To do:
How many of the lines in the material underneath include the string "OSI七层模型"? State the number only.

Task input:
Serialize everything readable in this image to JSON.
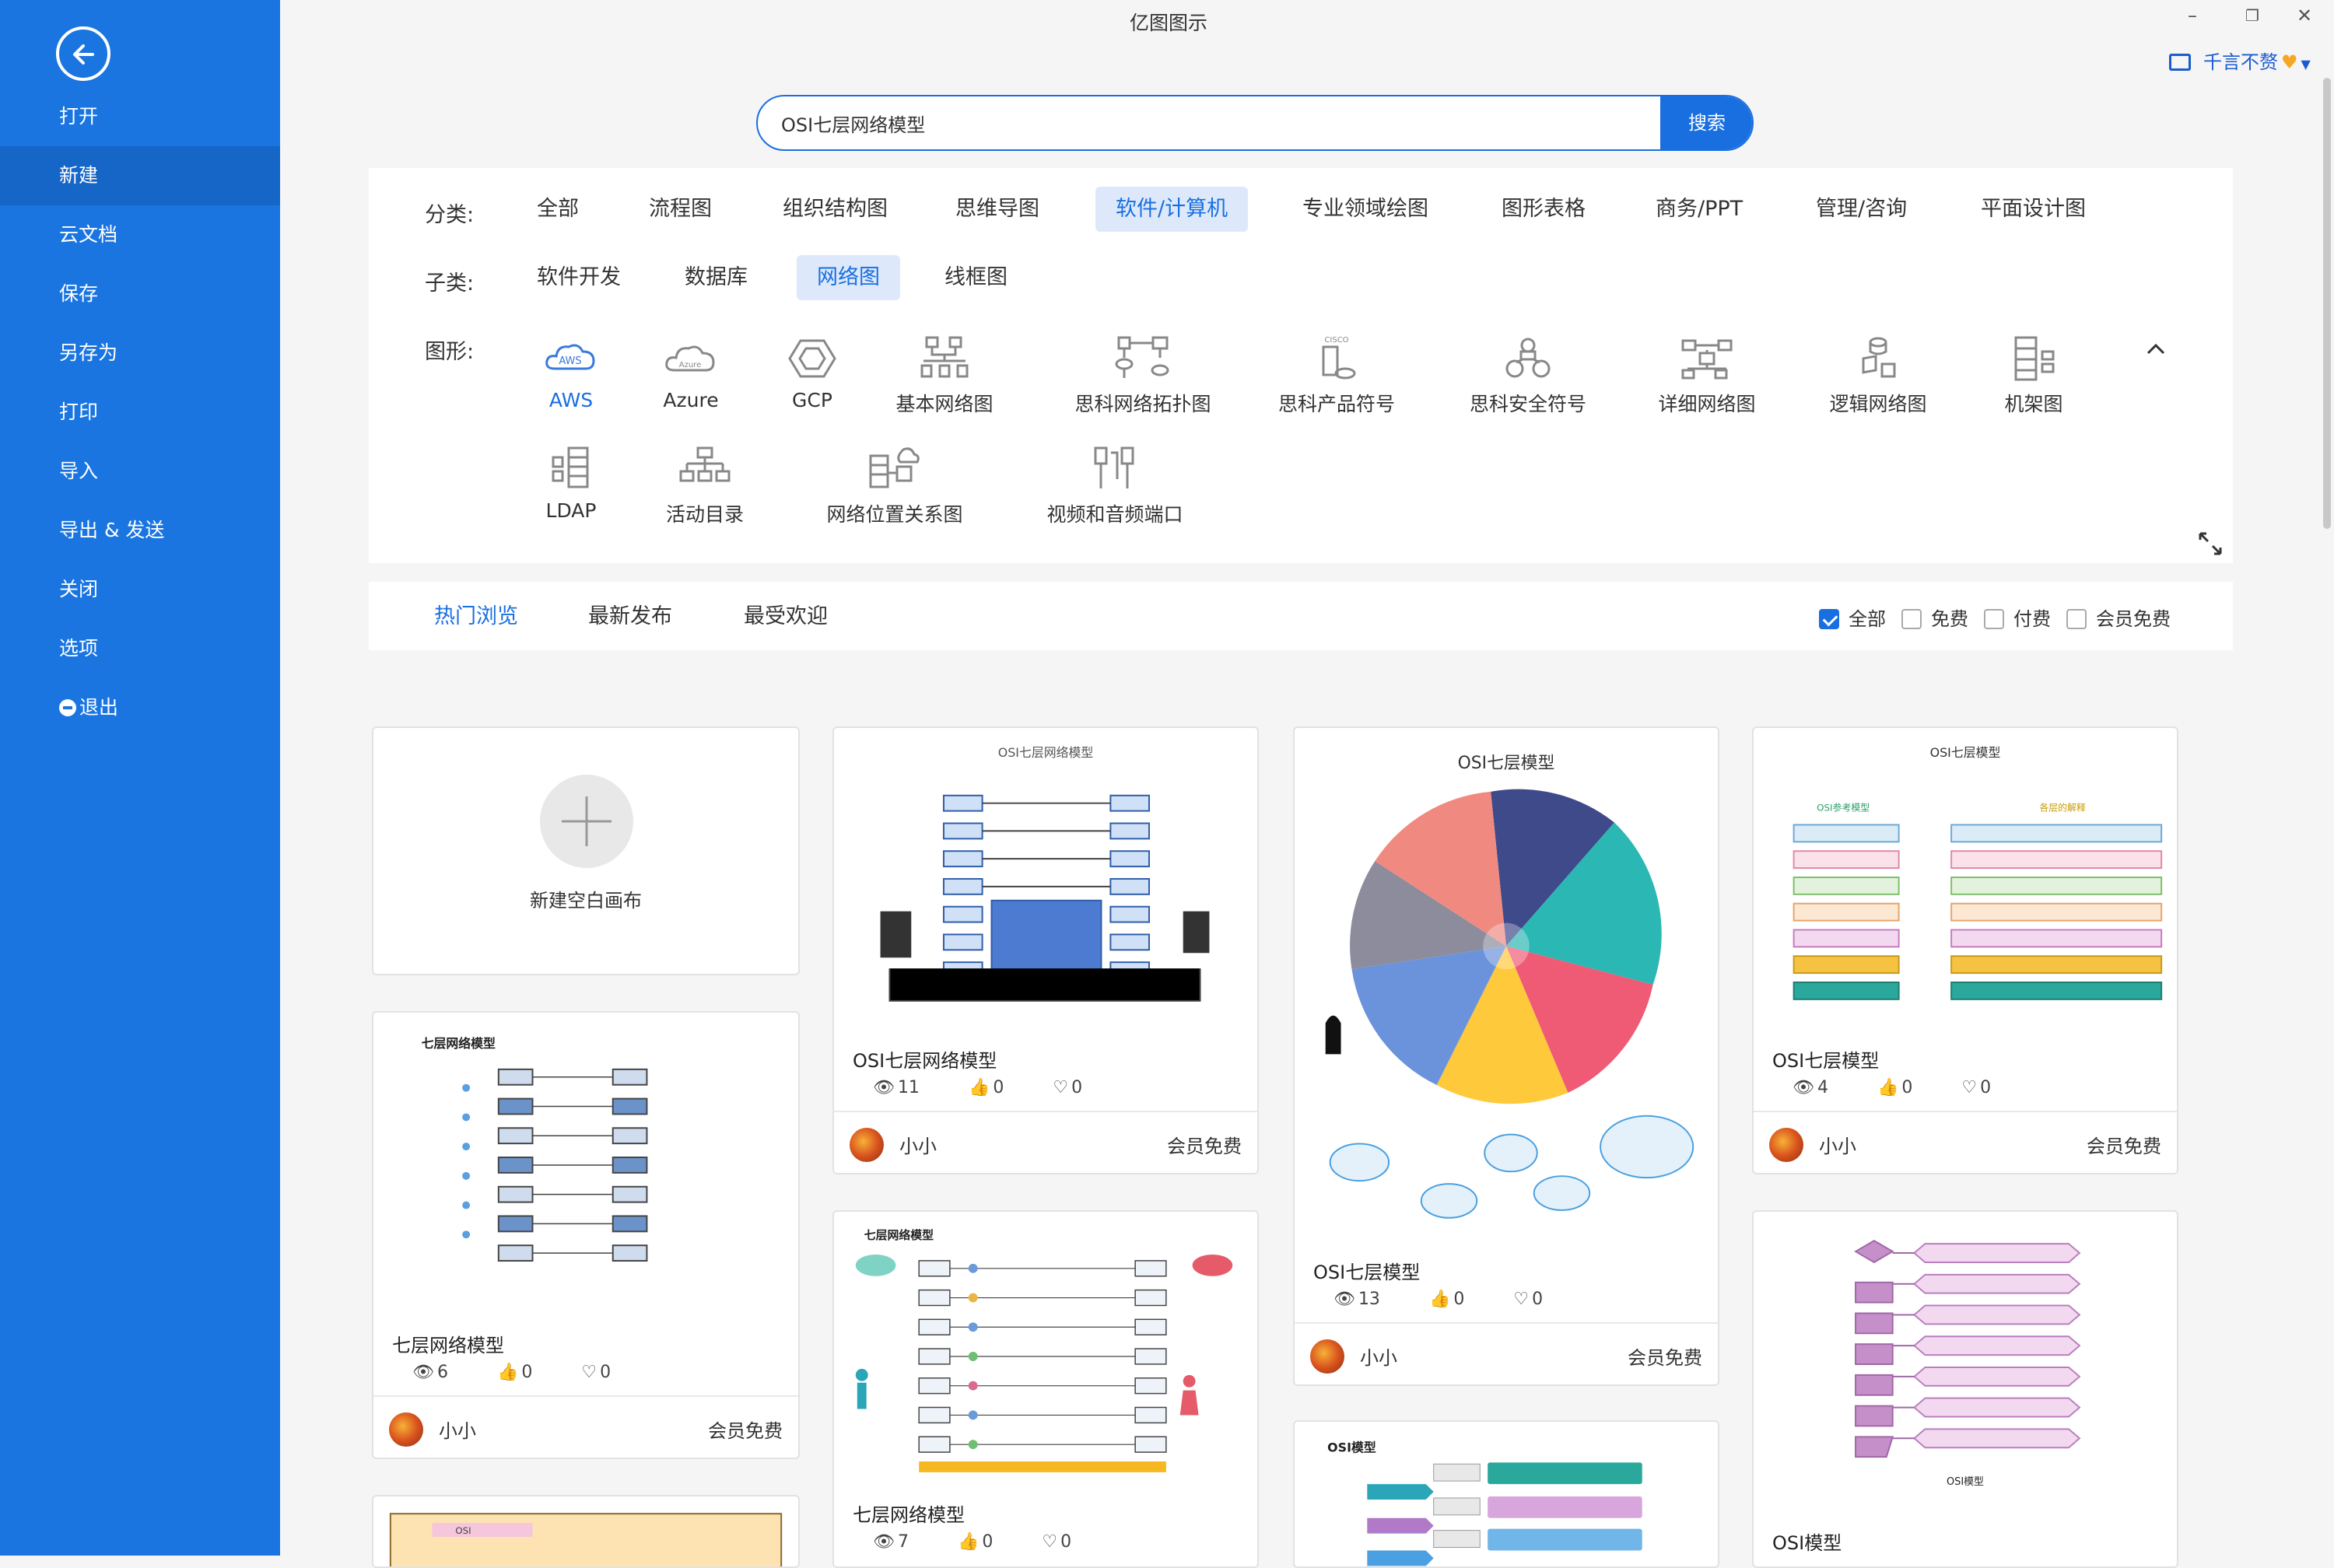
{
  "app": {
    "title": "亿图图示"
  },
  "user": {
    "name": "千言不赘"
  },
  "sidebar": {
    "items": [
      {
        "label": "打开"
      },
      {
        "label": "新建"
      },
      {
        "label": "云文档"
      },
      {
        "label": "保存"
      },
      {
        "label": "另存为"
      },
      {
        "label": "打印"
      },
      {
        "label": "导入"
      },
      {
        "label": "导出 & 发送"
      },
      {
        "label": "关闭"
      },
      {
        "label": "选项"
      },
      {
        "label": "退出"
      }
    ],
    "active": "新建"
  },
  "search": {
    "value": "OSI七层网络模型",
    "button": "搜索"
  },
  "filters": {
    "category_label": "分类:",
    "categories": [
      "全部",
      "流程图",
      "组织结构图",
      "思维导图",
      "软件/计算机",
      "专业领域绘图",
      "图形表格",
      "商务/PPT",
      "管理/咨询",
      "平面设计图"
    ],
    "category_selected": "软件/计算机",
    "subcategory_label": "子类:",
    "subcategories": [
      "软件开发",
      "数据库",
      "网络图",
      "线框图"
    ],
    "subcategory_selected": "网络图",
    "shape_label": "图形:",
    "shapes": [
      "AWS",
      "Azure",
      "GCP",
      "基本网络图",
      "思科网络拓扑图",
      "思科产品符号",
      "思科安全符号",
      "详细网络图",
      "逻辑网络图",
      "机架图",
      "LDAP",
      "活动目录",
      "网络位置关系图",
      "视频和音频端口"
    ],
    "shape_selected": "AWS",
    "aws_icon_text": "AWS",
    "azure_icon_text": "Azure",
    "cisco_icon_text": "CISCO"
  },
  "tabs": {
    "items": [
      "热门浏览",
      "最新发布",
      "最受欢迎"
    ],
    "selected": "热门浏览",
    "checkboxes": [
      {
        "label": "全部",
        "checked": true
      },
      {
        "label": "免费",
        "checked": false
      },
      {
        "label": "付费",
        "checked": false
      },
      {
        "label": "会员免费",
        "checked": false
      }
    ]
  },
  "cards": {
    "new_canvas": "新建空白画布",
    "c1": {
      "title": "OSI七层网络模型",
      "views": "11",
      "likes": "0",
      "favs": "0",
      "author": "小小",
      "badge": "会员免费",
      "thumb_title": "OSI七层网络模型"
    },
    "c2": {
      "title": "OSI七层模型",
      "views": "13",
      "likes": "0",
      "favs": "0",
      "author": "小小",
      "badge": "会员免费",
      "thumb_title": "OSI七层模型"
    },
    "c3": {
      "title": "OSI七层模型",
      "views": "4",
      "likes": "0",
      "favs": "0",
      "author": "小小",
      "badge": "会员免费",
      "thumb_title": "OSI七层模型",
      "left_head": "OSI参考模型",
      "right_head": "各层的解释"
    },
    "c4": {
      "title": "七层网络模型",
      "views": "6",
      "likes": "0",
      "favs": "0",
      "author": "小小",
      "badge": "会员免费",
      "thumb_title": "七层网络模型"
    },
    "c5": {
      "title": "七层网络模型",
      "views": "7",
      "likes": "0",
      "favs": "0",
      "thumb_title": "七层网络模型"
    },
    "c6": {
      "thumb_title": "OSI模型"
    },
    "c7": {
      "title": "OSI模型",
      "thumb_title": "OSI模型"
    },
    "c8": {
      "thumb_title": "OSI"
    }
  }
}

Task output:
4